■ EXERCISE REQUIREMENTS
The records below are to be written out exactly, with every picture omitted.

■ STUDY MATERIAL
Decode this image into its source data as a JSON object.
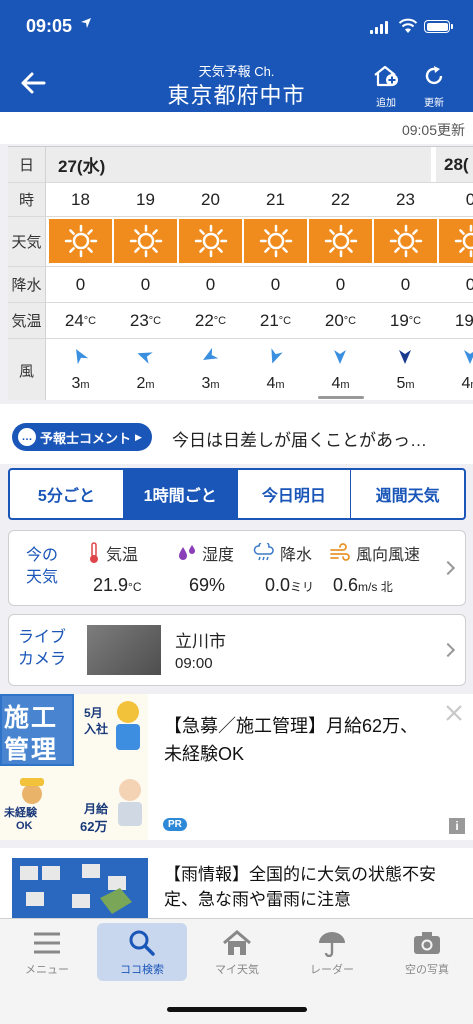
{
  "status": {
    "time": "09:05"
  },
  "header": {
    "subtitle": "天気予報 Ch.",
    "title": "東京都府中市",
    "add_label": "追加",
    "refresh_label": "更新"
  },
  "updated": "09:05更新",
  "forecast": {
    "labels": {
      "date": "日",
      "hour": "時",
      "weather": "天気",
      "precip": "降水",
      "temp": "気温",
      "wind": "風"
    },
    "day1": "27(水)",
    "day2": "28(",
    "hours": [
      "18",
      "19",
      "20",
      "21",
      "22",
      "23",
      "0"
    ],
    "weather": [
      "sunny",
      "sunny",
      "sunny",
      "sunny",
      "sunny",
      "sunny",
      "sunny"
    ],
    "precip": [
      "0",
      "0",
      "0",
      "0",
      "0",
      "0",
      "0"
    ],
    "temp": [
      "24",
      "23",
      "22",
      "21",
      "20",
      "19",
      "19"
    ],
    "temp_unit": "°C",
    "wind_speed": [
      "3",
      "2",
      "3",
      "4",
      "4",
      "5",
      "4"
    ],
    "wind_unit": "m",
    "wind_dir_deg": [
      150,
      110,
      60,
      20,
      0,
      0,
      0
    ]
  },
  "comment": {
    "badge": "予報士コメント",
    "text": "今日は日差しが届くことがあっ…"
  },
  "tabs": [
    {
      "label": "5分ごと"
    },
    {
      "label": "1時間ごと"
    },
    {
      "label": "今日明日"
    },
    {
      "label": "週間天気"
    }
  ],
  "obs": {
    "label": "今の\n天気",
    "temp": {
      "label": "気温",
      "value": "21.9",
      "unit": "°C"
    },
    "humidity": {
      "label": "湿度",
      "value": "69%"
    },
    "precip": {
      "label": "降水",
      "value": "0.0",
      "unit": "ミリ"
    },
    "wind": {
      "label": "風向風速",
      "value": "0.6",
      "unit": "m/s 北"
    }
  },
  "live": {
    "label": "ライブ\nカメラ",
    "place": "立川市",
    "time": "09:00"
  },
  "ad": {
    "banner_title1": "施工",
    "banner_title2": "管理",
    "banner_t1": "5月",
    "banner_t2": "入社",
    "banner_t3": "未経験",
    "banner_t4": "OK",
    "banner_t5": "月給",
    "banner_t6": "62万",
    "text": "【急募／施工管理】月給62万、未経験OK",
    "pr": "PR"
  },
  "ad2": {
    "text": "【雨情報】全国的に大気の状態不安定、急な雨や雷雨に注意"
  },
  "tabbar": [
    {
      "label": "メニュー",
      "icon": "menu-icon"
    },
    {
      "label": "ココ検索",
      "icon": "search-icon"
    },
    {
      "label": "マイ天気",
      "icon": "home-icon"
    },
    {
      "label": "レーダー",
      "icon": "umbrella-icon"
    },
    {
      "label": "空の写真",
      "icon": "camera-icon"
    }
  ],
  "colors": {
    "brand": "#1a56b8",
    "sunny": "#f08c1e"
  }
}
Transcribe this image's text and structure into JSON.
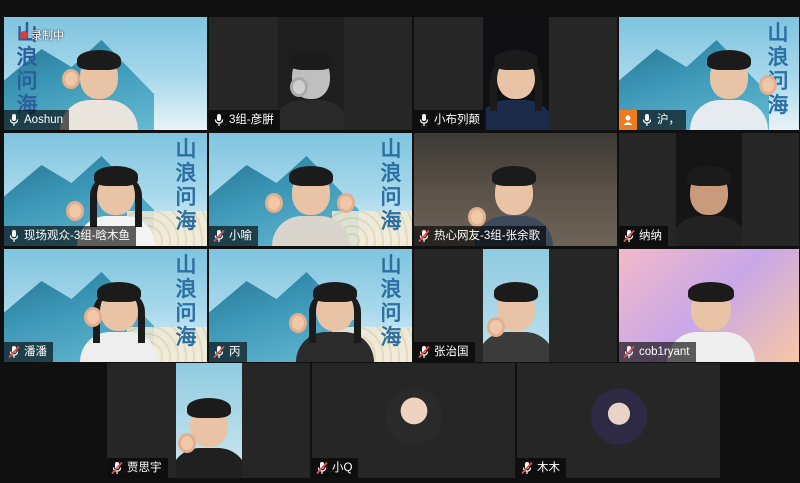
{
  "recording": {
    "text": "录制中"
  },
  "poster": {
    "title": "山浪问海",
    "title_partial": "浪问"
  },
  "tiles": [
    {
      "name": "Aoshun",
      "mic": "on"
    },
    {
      "name": "3组-彦腁",
      "mic": "on"
    },
    {
      "name": "小布列颠",
      "mic": "on"
    },
    {
      "name": "沪，",
      "mic": "on",
      "host": true
    },
    {
      "name": "现场观众-3组-晗木鱼",
      "mic": "on"
    },
    {
      "name": "小喻",
      "mic": "muted"
    },
    {
      "name": "热心网友-3组-张余歌",
      "mic": "muted"
    },
    {
      "name": "纳纳",
      "mic": "muted"
    },
    {
      "name": "潘潘",
      "mic": "muted"
    },
    {
      "name": "丙",
      "mic": "muted"
    },
    {
      "name": "张治国",
      "mic": "muted"
    },
    {
      "name": "cob1ryant",
      "mic": "muted"
    },
    {
      "name": "贾思宇",
      "mic": "muted"
    },
    {
      "name": "小Q",
      "mic": "muted"
    },
    {
      "name": "木木",
      "mic": "muted"
    }
  ],
  "colors": {
    "muted_mic": "#e0504f",
    "live_mic": "#ffffff",
    "host_badge": "#f07b1a"
  }
}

■ ANSWER SECTION
Decode this image into its source data as a JSON object.
{
  "status": {
    "time": "09:05"
  },
  "header": {
    "subtitle": "天気予報 Ch.",
    "title": "東京都府中市",
    "add_label": "追加",
    "refresh_label": "更新"
  },
  "updated": "09:05更新",
  "forecast": {
    "labels": {
      "date": "日",
      "hour": "時",
      "weather": "天気",
      "precip": "降水",
      "temp": "気温",
      "wind": "風"
    },
    "day1": "27(水)",
    "day2": "28(",
    "hours": [
      "18",
      "19",
      "20",
      "21",
      "22",
      "23",
      "0"
    ],
    "weather": [
      "sunny",
      "sunny",
      "sunny",
      "sunny",
      "sunny",
      "sunny",
      "sunny"
    ],
    "precip": [
      "0",
      "0",
      "0",
      "0",
      "0",
      "0",
      "0"
    ],
    "temp": [
      "24",
      "23",
      "22",
      "21",
      "20",
      "19",
      "19"
    ],
    "temp_unit": "°C",
    "wind_speed": [
      "3",
      "2",
      "3",
      "4",
      "4",
      "5",
      "4"
    ],
    "wind_unit": "m",
    "wind_dir_deg": [
      150,
      110,
      60,
      20,
      0,
      0,
      0
    ]
  },
  "comment": {
    "badge": "予報士コメント",
    "text": "今日は日差しが届くことがあっ…"
  },
  "tabs": [
    {
      "label": "5分ごと"
    },
    {
      "label": "1時間ごと"
    },
    {
      "label": "今日明日"
    },
    {
      "label": "週間天気"
    }
  ],
  "obs": {
    "label": "今の\n天気",
    "temp": {
      "label": "気温",
      "value": "21.9",
      "unit": "°C"
    },
    "humidity": {
      "label": "湿度",
      "value": "69%"
    },
    "precip": {
      "label": "降水",
      "value": "0.0",
      "unit": "ミリ"
    },
    "wind": {
      "label": "風向風速",
      "value": "0.6",
      "unit": "m/s 北"
    }
  },
  "live": {
    "label": "ライブ\nカメラ",
    "place": "立川市",
    "time": "09:00"
  },
  "ad": {
    "banner_title1": "施工",
    "banner_title2": "管理",
    "banner_t1": "5月",
    "banner_t2": "入社",
    "banner_t3": "未経験",
    "banner_t4": "OK",
    "banner_t5": "月給",
    "banner_t6": "62万",
    "text": "【急募／施工管理】月給62万、未経験OK",
    "pr": "PR"
  },
  "ad2": {
    "text": "【雨情報】全国的に大気の状態不安定、急な雨や雷雨に注意"
  },
  "tabbar": [
    {
      "label": "メニュー",
      "icon": "menu-icon"
    },
    {
      "label": "ココ検索",
      "icon": "search-icon"
    },
    {
      "label": "マイ天気",
      "icon": "home-icon"
    },
    {
      "label": "レーダー",
      "icon": "umbrella-icon"
    },
    {
      "label": "空の写真",
      "icon": "camera-icon"
    }
  ],
  "colors": {
    "brand": "#1a56b8",
    "sunny": "#f08c1e"
  }
}
Transcribe this image's text and structure into JSON.
{
  "recording": {
    "text": "录制中"
  },
  "poster": {
    "title": "山浪问海",
    "title_partial": "浪问"
  },
  "tiles": [
    {
      "name": "Aoshun",
      "mic": "on"
    },
    {
      "name": "3组-彦腁",
      "mic": "on"
    },
    {
      "name": "小布列颠",
      "mic": "on"
    },
    {
      "name": "沪，",
      "mic": "on",
      "host": true
    },
    {
      "name": "现场观众-3组-晗木鱼",
      "mic": "on"
    },
    {
      "name": "小喻",
      "mic": "muted"
    },
    {
      "name": "热心网友-3组-张余歌",
      "mic": "muted"
    },
    {
      "name": "纳纳",
      "mic": "muted"
    },
    {
      "name": "潘潘",
      "mic": "muted"
    },
    {
      "name": "丙",
      "mic": "muted"
    },
    {
      "name": "张治国",
      "mic": "muted"
    },
    {
      "name": "cob1ryant",
      "mic": "muted"
    },
    {
      "name": "贾思宇",
      "mic": "muted"
    },
    {
      "name": "小Q",
      "mic": "muted"
    },
    {
      "name": "木木",
      "mic": "muted"
    }
  ],
  "colors": {
    "muted_mic": "#e0504f",
    "live_mic": "#ffffff",
    "host_badge": "#f07b1a"
  }
}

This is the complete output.